08/07/2020 - 21:09

Master Builders hits out on IM laws

08/07/2020 - 21:09

Bookmark

Save articles for future reference.

Master Builders executive director John Gelavis has criticised the state government’s new industrial manslaughter laws, arguing harsher penalties will not improve workplace safety.

Master Builders hits out on IM laws
John Gelavis believes the state government should focus on implementing proactive measures to improve workplace safety. Photo: Gabriel Oliveira

Master Builders Association of WA executive director John Gelavis has criticised the state government’s new industrial manslaughter laws, arguing harsher penalties will not improve workplace safety.

That comes as the industry group is set to address a parliamentary enquiry on the Work Safety and Health Bill 2019 later today.

Introduced in the lower house in November, the Bill proposes, among others, stiffer industrial manslaughter penalties, with guilty parties facing imprisonment of up to 20 years or fines of up to $10 million.

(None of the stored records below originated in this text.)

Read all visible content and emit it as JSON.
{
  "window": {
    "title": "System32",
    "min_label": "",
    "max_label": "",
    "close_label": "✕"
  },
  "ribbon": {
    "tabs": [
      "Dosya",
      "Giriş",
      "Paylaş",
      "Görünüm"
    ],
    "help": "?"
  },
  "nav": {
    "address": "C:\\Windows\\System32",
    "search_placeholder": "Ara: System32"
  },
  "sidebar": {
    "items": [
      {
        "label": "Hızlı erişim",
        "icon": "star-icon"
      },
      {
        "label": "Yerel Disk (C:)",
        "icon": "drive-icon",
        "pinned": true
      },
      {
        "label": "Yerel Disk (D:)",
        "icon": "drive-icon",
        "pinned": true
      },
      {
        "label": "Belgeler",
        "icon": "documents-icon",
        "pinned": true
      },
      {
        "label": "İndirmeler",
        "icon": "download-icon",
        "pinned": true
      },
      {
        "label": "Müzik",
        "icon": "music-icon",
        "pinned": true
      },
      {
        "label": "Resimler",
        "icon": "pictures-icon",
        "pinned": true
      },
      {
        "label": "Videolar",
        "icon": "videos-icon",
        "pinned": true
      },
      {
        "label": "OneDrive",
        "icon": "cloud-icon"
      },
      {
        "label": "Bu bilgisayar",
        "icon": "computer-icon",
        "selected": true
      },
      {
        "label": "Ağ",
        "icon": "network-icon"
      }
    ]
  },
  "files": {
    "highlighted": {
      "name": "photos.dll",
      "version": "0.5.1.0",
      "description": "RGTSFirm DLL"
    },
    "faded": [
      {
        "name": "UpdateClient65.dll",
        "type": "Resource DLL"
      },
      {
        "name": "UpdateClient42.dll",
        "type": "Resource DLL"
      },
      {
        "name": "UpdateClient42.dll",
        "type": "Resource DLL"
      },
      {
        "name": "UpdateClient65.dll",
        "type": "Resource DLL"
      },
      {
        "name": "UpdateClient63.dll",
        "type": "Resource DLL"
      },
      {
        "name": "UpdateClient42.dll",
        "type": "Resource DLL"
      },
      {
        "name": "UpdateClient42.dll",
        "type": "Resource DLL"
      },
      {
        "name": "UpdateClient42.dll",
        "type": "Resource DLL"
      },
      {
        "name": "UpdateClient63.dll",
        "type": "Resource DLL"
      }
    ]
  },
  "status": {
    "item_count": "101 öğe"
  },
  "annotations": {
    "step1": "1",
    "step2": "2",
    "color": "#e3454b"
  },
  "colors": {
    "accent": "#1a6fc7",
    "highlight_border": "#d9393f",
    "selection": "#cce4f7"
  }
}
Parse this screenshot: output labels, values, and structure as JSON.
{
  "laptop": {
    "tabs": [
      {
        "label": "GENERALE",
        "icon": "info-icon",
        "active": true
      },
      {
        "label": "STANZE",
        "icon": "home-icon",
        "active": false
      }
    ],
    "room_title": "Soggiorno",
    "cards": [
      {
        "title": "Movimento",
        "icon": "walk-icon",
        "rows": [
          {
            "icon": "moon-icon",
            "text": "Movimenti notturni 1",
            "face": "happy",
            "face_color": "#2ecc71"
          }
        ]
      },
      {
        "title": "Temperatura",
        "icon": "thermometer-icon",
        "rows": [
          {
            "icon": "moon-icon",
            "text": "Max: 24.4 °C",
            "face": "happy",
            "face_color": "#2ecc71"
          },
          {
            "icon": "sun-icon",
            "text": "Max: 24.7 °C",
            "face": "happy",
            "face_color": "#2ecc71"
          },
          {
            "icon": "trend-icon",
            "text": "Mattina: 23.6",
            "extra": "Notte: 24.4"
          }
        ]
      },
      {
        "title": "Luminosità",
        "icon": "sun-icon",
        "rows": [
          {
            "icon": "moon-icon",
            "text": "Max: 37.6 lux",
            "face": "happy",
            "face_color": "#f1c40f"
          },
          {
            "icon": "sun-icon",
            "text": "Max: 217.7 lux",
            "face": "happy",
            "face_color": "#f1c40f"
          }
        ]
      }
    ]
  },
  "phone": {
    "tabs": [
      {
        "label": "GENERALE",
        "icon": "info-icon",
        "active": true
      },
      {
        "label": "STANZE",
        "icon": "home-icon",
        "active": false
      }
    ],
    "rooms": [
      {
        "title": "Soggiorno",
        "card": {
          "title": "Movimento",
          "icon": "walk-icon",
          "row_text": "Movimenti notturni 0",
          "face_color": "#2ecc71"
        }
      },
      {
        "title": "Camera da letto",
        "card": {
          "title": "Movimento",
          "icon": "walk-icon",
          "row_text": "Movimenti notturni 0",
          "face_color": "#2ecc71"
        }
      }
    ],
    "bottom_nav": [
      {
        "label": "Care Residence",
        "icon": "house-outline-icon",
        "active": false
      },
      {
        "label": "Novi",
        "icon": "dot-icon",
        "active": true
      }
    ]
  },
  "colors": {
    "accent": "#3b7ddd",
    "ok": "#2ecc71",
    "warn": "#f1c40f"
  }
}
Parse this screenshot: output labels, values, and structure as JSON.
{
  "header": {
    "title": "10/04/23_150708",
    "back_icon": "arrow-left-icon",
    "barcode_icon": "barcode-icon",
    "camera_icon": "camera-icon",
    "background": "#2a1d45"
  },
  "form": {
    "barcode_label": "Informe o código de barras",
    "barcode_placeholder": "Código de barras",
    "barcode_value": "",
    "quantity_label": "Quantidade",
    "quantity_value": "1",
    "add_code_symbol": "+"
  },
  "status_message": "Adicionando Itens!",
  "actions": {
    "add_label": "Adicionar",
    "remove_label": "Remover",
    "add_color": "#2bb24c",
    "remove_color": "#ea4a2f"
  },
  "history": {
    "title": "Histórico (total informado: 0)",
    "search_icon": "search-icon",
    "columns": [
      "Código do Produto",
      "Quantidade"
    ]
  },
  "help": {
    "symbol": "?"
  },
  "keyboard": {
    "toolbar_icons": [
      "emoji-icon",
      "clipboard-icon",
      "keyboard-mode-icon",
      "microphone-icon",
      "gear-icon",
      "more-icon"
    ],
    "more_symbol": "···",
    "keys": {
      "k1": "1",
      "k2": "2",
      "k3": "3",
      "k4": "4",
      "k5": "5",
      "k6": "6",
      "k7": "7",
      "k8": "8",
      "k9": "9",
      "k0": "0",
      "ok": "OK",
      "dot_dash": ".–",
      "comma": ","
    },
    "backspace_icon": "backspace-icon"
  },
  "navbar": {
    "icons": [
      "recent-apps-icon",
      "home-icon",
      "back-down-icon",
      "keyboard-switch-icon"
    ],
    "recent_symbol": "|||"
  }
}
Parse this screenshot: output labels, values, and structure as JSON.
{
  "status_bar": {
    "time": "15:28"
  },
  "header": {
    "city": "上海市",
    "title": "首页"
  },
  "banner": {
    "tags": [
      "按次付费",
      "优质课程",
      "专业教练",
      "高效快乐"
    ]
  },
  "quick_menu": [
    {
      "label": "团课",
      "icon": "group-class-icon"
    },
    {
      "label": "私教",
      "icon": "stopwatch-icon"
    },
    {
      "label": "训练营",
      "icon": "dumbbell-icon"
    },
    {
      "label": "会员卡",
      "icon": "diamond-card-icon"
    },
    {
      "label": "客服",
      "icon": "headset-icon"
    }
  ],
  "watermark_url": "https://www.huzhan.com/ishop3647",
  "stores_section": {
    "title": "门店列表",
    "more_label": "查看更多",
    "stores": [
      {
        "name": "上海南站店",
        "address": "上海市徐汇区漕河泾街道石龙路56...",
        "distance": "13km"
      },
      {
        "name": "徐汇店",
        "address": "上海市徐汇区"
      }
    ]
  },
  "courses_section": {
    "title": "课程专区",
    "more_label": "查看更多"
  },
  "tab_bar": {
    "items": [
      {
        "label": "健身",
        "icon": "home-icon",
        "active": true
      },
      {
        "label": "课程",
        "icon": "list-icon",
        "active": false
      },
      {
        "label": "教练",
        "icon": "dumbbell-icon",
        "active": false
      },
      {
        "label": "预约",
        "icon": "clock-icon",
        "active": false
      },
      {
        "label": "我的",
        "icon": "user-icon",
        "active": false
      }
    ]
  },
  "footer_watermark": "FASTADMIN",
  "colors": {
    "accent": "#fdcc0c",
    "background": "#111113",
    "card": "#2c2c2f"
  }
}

Mr Gelavis told Business News that though he supported efforts to improve workplace safety, the legislation’s harsher penalties would prove ineffective in preventing injuries and deaths.

“These additional punitive measures will create a blame culture within industry,” Mr Gelavis said.

“People will be focused on their own circumstance as opposed to working on safety more collaboratively.”

Mr Gelavis said punitive measures were unnecessary given workplace deaths overall had decreased nationally in the past decade.

He argued instead that increasing worksite inspections and working closely with regulators to ensure existing laws were enforced would be more appropriate.

“There’s lots of more proactive measures that can be put in place, and we think that’s what [the state] government should focus on,” he said.

Industry bodies broadly have been critical of the Bill, with the Chamber of Minerals and Energy and the Chamber of Commerce and Industry WA having questioned the effectiveness of harsher penalties in improving workplace safety.

Mr Gelavis co-signed a letter to Premier Mark McGowan in March expressing concerns with the legislation, arguing there had been a lack of consultation with the business community when drafting the laws.

Industrial Relations Minister Bill Johnston at the time said claims there had been no consultation were “rubbish”, and that the state government was modernising existing work safety legislation.

Mr Gelavis said he remained disappointed with the lack of consultation on the legislation but welcomed the opportunity to speak at today’s parliamentary enquiry.

“It’s providing a lot of opportunities now for industries, and for … safety experts to put forward their views on industrial manslaughter,” he said.

“We’re more than happy to work with the government towards that end, but we feel that more punitive measures won’t improve safety.”

STANDING BY BUSINESS. TRUSTED BY BUSINESS.

Subscription Options